In 2010, Ernst &Young placed Romania in the top 30 countries for wind industry potential; a Czech company is finishing the investment of 1.1 billion euros into a wind farm, one of Europe’s biggest, close to the Black Sea. Communist-era plants, that doomsayers once deemed unable to survive simply because they had strong unions and were built under communism, now compete vigorously on international markets for steel, chemicals, textiles, footwear and energy.
Some good news characterized human development and public goods production as well. Through thoughtful policies, HIV rates were significantly reduced, infant mortality was halved, the number of dwellings with access to running water increased fourfold and nearly half of Romanian families have internet access. Extension of sewage and gas infrastructures in the countryside and poor urban districts benefited many of the socially disenfranchised. Although access to healthcare worsened and the gap has widened between the private clinics for the very rich and the public ones for the rest, the emergency care and ambulance services have seen astonishing progress.

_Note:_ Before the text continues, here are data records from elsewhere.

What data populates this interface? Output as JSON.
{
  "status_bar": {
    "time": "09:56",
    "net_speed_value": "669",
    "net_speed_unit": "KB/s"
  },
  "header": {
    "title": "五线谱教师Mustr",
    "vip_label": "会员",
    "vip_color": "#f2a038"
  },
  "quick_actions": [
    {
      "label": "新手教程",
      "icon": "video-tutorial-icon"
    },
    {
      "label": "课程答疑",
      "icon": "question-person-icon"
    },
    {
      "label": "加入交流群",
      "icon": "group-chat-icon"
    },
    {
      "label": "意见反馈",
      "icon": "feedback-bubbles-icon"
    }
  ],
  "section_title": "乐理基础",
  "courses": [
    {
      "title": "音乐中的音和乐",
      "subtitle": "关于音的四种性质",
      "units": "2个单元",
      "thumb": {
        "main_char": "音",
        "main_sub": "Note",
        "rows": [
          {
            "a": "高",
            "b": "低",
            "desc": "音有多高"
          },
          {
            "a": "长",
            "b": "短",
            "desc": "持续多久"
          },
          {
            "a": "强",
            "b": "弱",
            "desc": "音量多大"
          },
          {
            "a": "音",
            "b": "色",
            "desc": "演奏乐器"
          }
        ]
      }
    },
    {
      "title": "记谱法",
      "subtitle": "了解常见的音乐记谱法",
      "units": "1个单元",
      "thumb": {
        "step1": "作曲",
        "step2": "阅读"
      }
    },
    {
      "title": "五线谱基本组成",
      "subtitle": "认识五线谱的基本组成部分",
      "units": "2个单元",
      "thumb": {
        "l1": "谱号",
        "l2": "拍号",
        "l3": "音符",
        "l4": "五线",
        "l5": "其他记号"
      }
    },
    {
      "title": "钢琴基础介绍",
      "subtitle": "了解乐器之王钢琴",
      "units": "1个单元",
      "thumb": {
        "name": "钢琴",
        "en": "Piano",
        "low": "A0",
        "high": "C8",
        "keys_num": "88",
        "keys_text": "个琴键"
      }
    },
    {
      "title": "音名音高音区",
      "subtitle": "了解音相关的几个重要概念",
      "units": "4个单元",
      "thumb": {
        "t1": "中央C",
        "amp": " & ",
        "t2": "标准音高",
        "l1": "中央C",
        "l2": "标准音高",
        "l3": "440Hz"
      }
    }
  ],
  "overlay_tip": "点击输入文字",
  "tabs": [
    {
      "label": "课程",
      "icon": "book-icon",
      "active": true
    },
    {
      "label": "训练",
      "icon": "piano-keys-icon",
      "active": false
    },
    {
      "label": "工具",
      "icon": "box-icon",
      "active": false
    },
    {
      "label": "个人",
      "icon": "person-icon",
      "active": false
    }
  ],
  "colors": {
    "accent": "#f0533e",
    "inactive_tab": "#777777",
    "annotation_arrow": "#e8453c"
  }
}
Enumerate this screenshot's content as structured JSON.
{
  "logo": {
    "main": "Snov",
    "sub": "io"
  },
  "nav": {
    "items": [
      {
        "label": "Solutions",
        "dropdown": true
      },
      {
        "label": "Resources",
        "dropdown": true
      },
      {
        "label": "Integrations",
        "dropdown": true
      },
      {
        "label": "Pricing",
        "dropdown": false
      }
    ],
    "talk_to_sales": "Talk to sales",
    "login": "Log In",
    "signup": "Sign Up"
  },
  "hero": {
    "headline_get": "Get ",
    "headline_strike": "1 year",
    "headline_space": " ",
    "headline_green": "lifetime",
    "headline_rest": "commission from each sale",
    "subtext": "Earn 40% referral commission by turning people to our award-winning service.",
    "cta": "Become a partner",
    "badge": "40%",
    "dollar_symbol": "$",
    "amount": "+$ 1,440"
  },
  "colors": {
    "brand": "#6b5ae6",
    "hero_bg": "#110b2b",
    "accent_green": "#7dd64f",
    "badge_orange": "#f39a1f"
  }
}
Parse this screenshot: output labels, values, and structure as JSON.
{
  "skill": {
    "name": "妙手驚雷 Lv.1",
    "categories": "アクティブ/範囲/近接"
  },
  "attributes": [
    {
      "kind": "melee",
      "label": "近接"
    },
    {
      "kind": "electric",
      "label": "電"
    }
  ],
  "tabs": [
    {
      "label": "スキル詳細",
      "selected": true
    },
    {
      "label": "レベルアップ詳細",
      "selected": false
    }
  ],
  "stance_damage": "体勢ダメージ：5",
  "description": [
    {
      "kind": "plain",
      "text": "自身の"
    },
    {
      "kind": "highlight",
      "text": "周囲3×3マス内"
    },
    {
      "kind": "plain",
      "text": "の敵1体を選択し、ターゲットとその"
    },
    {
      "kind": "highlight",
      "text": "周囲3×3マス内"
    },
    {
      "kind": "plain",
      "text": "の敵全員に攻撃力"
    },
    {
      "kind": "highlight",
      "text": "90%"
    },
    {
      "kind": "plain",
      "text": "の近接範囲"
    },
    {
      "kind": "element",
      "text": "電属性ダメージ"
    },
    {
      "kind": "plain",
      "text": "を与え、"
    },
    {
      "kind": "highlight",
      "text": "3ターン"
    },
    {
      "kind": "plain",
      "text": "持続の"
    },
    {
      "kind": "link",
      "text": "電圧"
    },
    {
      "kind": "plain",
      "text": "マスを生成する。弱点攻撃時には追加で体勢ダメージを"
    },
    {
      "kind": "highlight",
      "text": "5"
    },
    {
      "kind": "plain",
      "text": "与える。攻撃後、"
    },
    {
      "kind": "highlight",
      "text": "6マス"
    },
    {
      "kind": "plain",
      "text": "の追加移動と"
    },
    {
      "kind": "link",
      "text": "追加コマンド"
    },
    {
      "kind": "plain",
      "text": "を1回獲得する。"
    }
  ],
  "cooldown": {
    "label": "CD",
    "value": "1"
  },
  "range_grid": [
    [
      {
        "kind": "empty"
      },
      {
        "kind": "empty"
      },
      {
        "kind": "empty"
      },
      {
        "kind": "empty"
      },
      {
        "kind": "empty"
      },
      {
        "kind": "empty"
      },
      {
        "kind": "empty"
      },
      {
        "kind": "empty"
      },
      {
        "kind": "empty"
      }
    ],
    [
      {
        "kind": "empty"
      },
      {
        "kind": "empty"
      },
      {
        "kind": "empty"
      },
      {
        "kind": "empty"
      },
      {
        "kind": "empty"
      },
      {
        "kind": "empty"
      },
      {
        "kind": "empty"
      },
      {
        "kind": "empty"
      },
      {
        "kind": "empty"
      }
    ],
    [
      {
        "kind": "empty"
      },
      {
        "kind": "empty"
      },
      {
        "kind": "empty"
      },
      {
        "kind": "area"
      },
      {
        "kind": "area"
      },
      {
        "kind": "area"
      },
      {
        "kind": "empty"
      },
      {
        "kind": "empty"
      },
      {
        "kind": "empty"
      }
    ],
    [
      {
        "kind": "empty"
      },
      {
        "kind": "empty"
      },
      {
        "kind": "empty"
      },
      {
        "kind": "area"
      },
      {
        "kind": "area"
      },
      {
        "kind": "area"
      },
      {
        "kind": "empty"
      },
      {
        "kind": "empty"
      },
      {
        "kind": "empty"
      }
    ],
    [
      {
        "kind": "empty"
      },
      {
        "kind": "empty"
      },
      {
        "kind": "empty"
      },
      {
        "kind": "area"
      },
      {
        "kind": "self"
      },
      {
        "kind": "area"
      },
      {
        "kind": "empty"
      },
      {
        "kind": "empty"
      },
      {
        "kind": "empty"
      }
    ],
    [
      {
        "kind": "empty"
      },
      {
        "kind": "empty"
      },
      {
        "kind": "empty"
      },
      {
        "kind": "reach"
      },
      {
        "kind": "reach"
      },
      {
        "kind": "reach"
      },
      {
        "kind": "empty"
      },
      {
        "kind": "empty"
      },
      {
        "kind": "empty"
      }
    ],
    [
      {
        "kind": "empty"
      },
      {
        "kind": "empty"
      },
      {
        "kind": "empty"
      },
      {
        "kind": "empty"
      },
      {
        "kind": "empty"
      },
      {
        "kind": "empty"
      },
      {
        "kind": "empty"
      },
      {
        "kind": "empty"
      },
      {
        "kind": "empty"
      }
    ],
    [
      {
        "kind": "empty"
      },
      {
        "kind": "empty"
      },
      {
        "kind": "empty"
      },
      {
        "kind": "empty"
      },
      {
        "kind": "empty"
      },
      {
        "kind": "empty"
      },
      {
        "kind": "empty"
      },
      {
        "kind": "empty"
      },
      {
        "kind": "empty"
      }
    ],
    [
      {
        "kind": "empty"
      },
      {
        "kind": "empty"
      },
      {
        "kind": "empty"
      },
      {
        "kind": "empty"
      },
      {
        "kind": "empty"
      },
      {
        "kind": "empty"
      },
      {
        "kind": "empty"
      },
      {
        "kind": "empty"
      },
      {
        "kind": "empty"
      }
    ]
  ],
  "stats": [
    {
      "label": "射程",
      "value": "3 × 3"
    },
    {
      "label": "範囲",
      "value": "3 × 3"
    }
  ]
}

Until austerity began to bite, women could take a two-year maternity leave and maintain much of their income through a generous state subsidy. Thousands of college students can study in European universities on very advantageous financial terms, international journals are available online in many university libraries and many university departments hired faculty with North American and West European PhDs. Thousands of public schools have been built or refurbished and the roads are, on average, wider and better. As a resident of Providence, a city of 600,000 in the northeast of the US, I can testify that Cluj, my hometown in Romania, has much better roads and better-looking public schools.
Unlike a decade ago, it is easy to travel around the country and abroad. Low-cost airlines connect major cities with each other and with tens of European cities, something hard to imagine ten years ago, when a humiliating EU visa regime benefited only passport forgers and trafficking mafias. Unfortunately, through misguided disinvestment in rail and investment in very expensive highways, Romania missed its chance to capitalize on the fact that it had the fourth largest and one of the greenest rail-networks in Europe. Many commuter train routes have been terminated and the survivors look squalid; however, at the same time, if you board an intercity train, then you will probably sit in a brand new or completely refurbished, air-conditioned train car.
These have been no easy accomplishments. They are even more surprising given the combination of a chronically malfunctioning political system, cronyism, large doses of destructive economic policies, and the loss of almost a third of the young labour force to migration. Unfortunately, the austerity policies adopted during the crisis could end many of these gains.
In addition, undoubtedly, one can fill three times as many pages with an inventory of facts and stories extracted from ten years of political, economic, and social failures. For such is the realistic state of affairs in Romania. Nevertheless, we also know from sociology that human behaviour is performative, which means that the stories we tell of ourselves may matter for the news of the next decade.